Return each record shown beneath, word for word.

Start of Excerpted records

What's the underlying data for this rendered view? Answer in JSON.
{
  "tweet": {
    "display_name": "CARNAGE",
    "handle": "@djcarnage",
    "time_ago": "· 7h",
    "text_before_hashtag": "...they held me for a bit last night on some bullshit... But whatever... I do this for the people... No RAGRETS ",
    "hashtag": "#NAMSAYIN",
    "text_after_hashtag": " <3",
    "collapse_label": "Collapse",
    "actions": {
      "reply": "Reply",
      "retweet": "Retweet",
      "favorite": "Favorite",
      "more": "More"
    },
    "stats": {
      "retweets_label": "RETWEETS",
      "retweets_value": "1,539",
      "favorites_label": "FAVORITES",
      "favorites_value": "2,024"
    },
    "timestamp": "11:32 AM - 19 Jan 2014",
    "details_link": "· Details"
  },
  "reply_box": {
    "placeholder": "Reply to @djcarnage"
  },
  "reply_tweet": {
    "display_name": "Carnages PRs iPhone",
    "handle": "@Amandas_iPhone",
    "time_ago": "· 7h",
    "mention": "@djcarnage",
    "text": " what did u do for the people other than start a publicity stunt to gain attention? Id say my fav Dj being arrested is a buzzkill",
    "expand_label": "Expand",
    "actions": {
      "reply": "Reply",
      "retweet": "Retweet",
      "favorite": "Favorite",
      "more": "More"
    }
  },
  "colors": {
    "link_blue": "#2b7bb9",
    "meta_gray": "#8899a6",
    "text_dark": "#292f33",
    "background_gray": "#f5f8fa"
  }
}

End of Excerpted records

Answer below:
What's the underlying data for this rendered view? Answer in JSON.
{
  "tweet": {
    "display_name": "CARNAGE",
    "handle": "@djcarnage",
    "time_ago": "· 7h",
    "text_before_hashtag": "...they held me for a bit last night on some bullshit... But whatever... I do this for the people... No RAGRETS ",
    "hashtag": "#NAMSAYIN",
    "text_after_hashtag": " <3",
    "collapse_label": "Collapse",
    "actions": {
      "reply": "Reply",
      "retweet": "Retweet",
      "favorite": "Favorite",
      "more": "More"
    },
    "stats": {
      "retweets_label": "RETWEETS",
      "retweets_value": "1,539",
      "favorites_label": "FAVORITES",
      "favorites_value": "2,024"
    },
    "timestamp": "11:32 AM - 19 Jan 2014",
    "details_link": "· Details"
  },
  "reply_box": {
    "placeholder": "Reply to @djcarnage"
  },
  "reply_tweet": {
    "display_name": "Carnages PRs iPhone",
    "handle": "@Amandas_iPhone",
    "time_ago": "· 7h",
    "mention": "@djcarnage",
    "text": " what did u do for the people other than start a publicity stunt to gain attention? Id say my fav Dj being arrested is a buzzkill",
    "expand_label": "Expand",
    "actions": {
      "reply": "Reply",
      "retweet": "Retweet",
      "favorite": "Favorite",
      "more": "More"
    }
  },
  "colors": {
    "link_blue": "#2b7bb9",
    "meta_gray": "#8899a6",
    "text_dark": "#292f33",
    "background_gray": "#f5f8fa"
  }
}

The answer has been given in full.